### Extracted records

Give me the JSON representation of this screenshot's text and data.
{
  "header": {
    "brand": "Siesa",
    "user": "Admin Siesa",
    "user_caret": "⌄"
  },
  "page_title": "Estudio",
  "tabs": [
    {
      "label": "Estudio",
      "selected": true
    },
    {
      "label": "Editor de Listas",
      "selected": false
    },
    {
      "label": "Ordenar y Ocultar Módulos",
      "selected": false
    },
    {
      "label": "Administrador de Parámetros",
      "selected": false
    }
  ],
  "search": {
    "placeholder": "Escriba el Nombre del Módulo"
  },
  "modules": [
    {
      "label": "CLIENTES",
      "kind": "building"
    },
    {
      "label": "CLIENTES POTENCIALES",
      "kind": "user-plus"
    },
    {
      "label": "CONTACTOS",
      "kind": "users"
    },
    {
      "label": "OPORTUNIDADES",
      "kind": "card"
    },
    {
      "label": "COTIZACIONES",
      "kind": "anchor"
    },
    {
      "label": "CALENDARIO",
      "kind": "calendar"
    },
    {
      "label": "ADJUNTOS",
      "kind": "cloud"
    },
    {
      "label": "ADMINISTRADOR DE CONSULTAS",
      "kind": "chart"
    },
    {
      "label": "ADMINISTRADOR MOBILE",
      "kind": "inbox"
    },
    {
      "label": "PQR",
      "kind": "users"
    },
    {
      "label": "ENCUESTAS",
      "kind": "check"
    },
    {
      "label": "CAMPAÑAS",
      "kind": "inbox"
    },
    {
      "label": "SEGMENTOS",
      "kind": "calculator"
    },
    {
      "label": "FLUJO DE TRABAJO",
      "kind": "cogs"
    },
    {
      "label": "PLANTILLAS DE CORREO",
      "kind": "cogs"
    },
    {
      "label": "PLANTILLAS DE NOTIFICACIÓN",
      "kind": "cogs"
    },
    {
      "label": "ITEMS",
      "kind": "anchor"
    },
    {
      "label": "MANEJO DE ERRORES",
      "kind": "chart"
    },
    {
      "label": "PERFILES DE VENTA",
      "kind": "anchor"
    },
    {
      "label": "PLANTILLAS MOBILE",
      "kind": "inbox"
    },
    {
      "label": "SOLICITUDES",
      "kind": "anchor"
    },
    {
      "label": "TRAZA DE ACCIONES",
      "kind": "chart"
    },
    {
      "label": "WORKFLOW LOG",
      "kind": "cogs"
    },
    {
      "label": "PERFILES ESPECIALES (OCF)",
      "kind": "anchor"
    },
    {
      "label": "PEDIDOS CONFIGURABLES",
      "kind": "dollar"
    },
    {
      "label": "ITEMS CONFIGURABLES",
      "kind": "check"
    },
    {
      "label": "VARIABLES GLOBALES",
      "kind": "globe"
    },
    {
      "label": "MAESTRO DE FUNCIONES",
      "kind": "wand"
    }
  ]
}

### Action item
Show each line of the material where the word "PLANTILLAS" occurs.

### Solution to the exercise
      "label": "PLANTILLAS DE CORREO",
      "label": "PLANTILLAS DE NOTIFICACIÓN",
      "label": "PLANTILLAS MOBILE",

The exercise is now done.